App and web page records
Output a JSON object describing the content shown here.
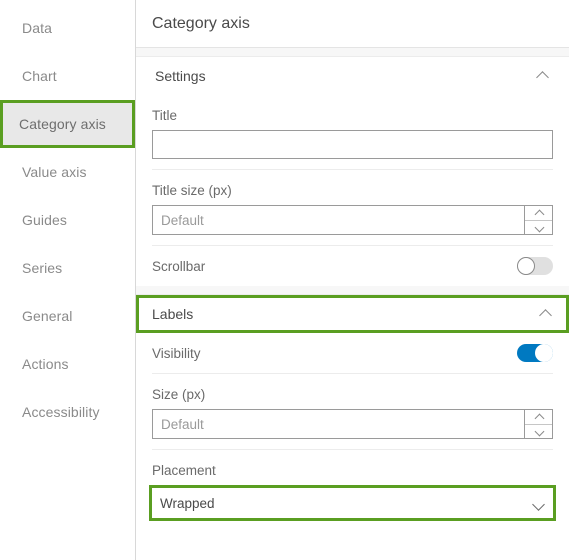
{
  "sidebar": {
    "items": [
      {
        "label": "Data",
        "selected": false
      },
      {
        "label": "Chart",
        "selected": false
      },
      {
        "label": "Category axis",
        "selected": true
      },
      {
        "label": "Value axis",
        "selected": false
      },
      {
        "label": "Guides",
        "selected": false
      },
      {
        "label": "Series",
        "selected": false
      },
      {
        "label": "General",
        "selected": false
      },
      {
        "label": "Actions",
        "selected": false
      },
      {
        "label": "Accessibility",
        "selected": false
      }
    ]
  },
  "panel": {
    "title": "Category axis",
    "settings": {
      "heading": "Settings",
      "collapse_icon": "chevron-up-icon",
      "title_label": "Title",
      "title_value": "",
      "title_placeholder": "",
      "title_size_label": "Title size (px)",
      "title_size_value": "",
      "title_size_placeholder": "Default",
      "scrollbar_label": "Scrollbar",
      "scrollbar_on": false
    },
    "labels": {
      "heading": "Labels",
      "collapse_icon": "chevron-up-icon",
      "highlighted": true,
      "visibility_label": "Visibility",
      "visibility_on": true,
      "size_label": "Size (px)",
      "size_value": "",
      "size_placeholder": "Default",
      "placement_label": "Placement",
      "placement_value": "Wrapped",
      "placement_highlighted": true
    }
  },
  "colors": {
    "highlight_green": "#5a9e21",
    "toggle_on_blue": "#0079c1",
    "selected_bg": "#e8e8e8"
  }
}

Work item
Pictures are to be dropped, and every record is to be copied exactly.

Expected output
Output a JSON object describing the content shown here.
{
  "sidebar": {
    "items": [
      {
        "label": "Data",
        "selected": false
      },
      {
        "label": "Chart",
        "selected": false
      },
      {
        "label": "Category axis",
        "selected": true
      },
      {
        "label": "Value axis",
        "selected": false
      },
      {
        "label": "Guides",
        "selected": false
      },
      {
        "label": "Series",
        "selected": false
      },
      {
        "label": "General",
        "selected": false
      },
      {
        "label": "Actions",
        "selected": false
      },
      {
        "label": "Accessibility",
        "selected": false
      }
    ]
  },
  "panel": {
    "title": "Category axis",
    "settings": {
      "heading": "Settings",
      "collapse_icon": "chevron-up-icon",
      "title_label": "Title",
      "title_value": "",
      "title_placeholder": "",
      "title_size_label": "Title size (px)",
      "title_size_value": "",
      "title_size_placeholder": "Default",
      "scrollbar_label": "Scrollbar",
      "scrollbar_on": false
    },
    "labels": {
      "heading": "Labels",
      "collapse_icon": "chevron-up-icon",
      "highlighted": true,
      "visibility_label": "Visibility",
      "visibility_on": true,
      "size_label": "Size (px)",
      "size_value": "",
      "size_placeholder": "Default",
      "placement_label": "Placement",
      "placement_value": "Wrapped",
      "placement_highlighted": true
    }
  },
  "colors": {
    "highlight_green": "#5a9e21",
    "toggle_on_blue": "#0079c1",
    "selected_bg": "#e8e8e8"
  }
}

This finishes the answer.